“While all the presidential candidates were railing about lost manufacturing jobs in Ohio,” writes Thomas Friedman in today’s NYT, “no one noticed that America’s premier solar company, First Solar, from Toledo, Ohio, was opening its newest factory in the former East Germany — 540 high-paying engineering jobs — because Germany has created a booming solar market and America has not.”
Well, that’s a biased way to present good news. It’s not like First Solar shut down it Ohio operations and moved lock, stock and barrel to Germany. Rather, they saw a strong emerging market rich with government incentives and expanded their operations.
Friedman’s overarching point — that America needs a sound energy policy — is correct, but he picks weird way to present it and ends up with a policy that panders to the Warmies and the expense of the consumers.
Friedman starts by picking a lousy example in First Solar. He wants the US to incentivize alternative energy, which is a somewhat good idea, so he focused his example on First Solar’s German operations — but he ignored the company’s Malaysian plant because he certainly doesn’t want call for cheap US labor.
And neither did he want to write about Ohio’s crumbling infrastructure and rustbelt ways to drive up the cost of business. Otherwise, he might have mentioned that First Solar pulled up its roots last week and moved to Arizona.
Still, there’s much I agree with in Friedman’s analysis, starting with his dislike of the currently voguish drive to cut or eliminate federal gas taxes over the summer. His point — that we’re giving money to China to incentivize us to enjoy ourselves by driving our SUVs to vacation spots — is sound on the China debt front, but elitist in how he wants to mandate our behavior. (He did not divulge the Friedman vacation plans, BTW.)
He is also correct that if it is our goal to use incentives to quicken the development and market penetration of renewable technologies, incentivizing the use of gasoline is not the way to do it, whether it’s the McCain/Clinton tax cut idea, or all the existing credits that go oil’s way.
I think reasonable incentives for alternative energy — accelerated depreciation for alternative energy infrastructure, reduced regulatory burdens for “green” transmission corridors, tax credits for purchases — are a good idea if they’re carefully watched so they don’t become permanent subsidies for successful businesses.
I’d go further, though, and say that all politically motivated federal give-aways — the gas tax cut, Obama’s college freebie or the checks the IRS mailed out last week — send the wrong message.
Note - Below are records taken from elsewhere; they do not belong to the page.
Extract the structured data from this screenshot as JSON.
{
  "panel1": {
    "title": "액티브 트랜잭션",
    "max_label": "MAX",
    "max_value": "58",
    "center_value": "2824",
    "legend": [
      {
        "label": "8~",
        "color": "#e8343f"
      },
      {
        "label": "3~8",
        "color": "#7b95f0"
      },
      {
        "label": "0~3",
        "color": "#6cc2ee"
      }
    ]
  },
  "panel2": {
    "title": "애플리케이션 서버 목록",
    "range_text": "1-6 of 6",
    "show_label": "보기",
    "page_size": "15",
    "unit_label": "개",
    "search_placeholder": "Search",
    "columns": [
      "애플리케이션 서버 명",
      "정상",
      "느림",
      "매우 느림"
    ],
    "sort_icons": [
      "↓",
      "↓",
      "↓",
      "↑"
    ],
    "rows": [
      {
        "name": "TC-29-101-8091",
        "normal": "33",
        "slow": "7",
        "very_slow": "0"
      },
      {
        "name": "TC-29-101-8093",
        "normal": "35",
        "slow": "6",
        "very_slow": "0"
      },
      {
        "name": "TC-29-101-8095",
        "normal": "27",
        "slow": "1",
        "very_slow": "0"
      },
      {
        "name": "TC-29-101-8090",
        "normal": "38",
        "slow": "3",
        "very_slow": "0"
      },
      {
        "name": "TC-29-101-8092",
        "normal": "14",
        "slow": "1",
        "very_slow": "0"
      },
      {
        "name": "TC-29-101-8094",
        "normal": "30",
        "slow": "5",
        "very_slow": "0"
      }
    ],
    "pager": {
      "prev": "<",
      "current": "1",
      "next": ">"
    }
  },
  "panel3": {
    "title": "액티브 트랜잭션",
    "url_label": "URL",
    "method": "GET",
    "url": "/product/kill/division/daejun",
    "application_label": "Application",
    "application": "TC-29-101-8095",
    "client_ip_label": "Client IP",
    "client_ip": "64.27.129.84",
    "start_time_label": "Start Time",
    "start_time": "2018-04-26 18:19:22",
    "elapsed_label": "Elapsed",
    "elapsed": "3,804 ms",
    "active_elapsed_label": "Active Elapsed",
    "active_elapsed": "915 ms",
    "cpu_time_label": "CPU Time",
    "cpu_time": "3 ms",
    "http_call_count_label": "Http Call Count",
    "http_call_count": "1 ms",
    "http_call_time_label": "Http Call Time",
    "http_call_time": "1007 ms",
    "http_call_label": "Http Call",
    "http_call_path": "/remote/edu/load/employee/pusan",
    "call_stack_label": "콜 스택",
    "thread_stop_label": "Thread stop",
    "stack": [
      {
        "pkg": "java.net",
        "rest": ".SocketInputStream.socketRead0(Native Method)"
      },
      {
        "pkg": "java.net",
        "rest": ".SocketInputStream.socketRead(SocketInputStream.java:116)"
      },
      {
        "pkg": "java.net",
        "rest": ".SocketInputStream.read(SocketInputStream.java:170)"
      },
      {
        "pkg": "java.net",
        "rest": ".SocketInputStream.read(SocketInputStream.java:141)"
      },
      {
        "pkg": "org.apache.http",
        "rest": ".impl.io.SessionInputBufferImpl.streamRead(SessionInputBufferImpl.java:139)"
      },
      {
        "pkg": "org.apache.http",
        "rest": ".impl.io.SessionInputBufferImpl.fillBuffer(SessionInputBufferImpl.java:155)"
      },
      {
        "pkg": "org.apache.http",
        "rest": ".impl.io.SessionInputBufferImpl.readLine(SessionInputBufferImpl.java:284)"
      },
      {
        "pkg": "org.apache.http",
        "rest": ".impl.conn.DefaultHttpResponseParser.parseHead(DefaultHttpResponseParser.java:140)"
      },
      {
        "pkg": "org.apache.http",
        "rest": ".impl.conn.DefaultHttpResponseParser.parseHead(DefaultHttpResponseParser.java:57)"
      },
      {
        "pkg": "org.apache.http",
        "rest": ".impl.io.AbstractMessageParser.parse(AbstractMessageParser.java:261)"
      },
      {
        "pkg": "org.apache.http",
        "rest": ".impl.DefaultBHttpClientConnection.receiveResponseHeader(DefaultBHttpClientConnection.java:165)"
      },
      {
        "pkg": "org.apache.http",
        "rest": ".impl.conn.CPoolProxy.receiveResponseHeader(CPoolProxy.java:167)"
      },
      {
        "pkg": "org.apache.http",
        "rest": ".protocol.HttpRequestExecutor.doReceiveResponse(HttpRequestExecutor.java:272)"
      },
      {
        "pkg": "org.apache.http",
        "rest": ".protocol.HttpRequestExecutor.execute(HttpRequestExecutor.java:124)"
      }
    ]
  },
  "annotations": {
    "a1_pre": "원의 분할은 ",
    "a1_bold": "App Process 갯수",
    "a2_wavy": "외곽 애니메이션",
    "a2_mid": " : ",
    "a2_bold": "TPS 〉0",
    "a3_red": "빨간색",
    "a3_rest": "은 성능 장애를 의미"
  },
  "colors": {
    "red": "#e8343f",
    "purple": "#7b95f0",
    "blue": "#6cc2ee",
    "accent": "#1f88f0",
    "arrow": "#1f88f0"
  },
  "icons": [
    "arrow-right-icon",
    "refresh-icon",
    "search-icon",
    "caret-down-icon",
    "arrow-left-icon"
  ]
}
Government isn’t in existence to dole out freebies, and whenever it does, it keeps the free market from making the adjustments necessary to sustain a sound economy.
Friedman also acts as if we have only one energy source available to us — alternatives — and wants to pretend we can just leave oil behind. Alternative energy is called alternative for a reason. There’s a Big Daddy energy and then there are these yapping alternatives that say they can replace Big Daddy, but they’re hardly out of diapers.
If we worry, as we should and Friedman does, about our increasing debt to China, then why should we continue to compete against China on world markets for oil? If we’re worried about the social and economic consequences of the rising cost of energy, why shouldn’t we work to increase all supply?
Friedman says nothing about opening ANWR or the continental shelf to drilling; he’s mum on exploration on federal lands; there’s not a peep about the benefits of fuel mix standardization or the construction or expansion of refineries — all things that would greatly benefit America’s energy picture and economy.
These are simply discounted with the charge that any use of oil simply increases “our contribution to global warming for our kids to inherit.”
America is moving dramatically toward more efficient, cleaner use of petroleum, from Priuses and clean-burning diesels to more efficient industrial applications. And as long as the debate on global warming isn’t over — and it’s not — it’s perfectly fine to use it, drill it and refine it until the alternatives shed their diapers and are ready to replace Big Daddy.
Get it wrong, and the economy crashes and people suffer. And Friedman gets it wrong.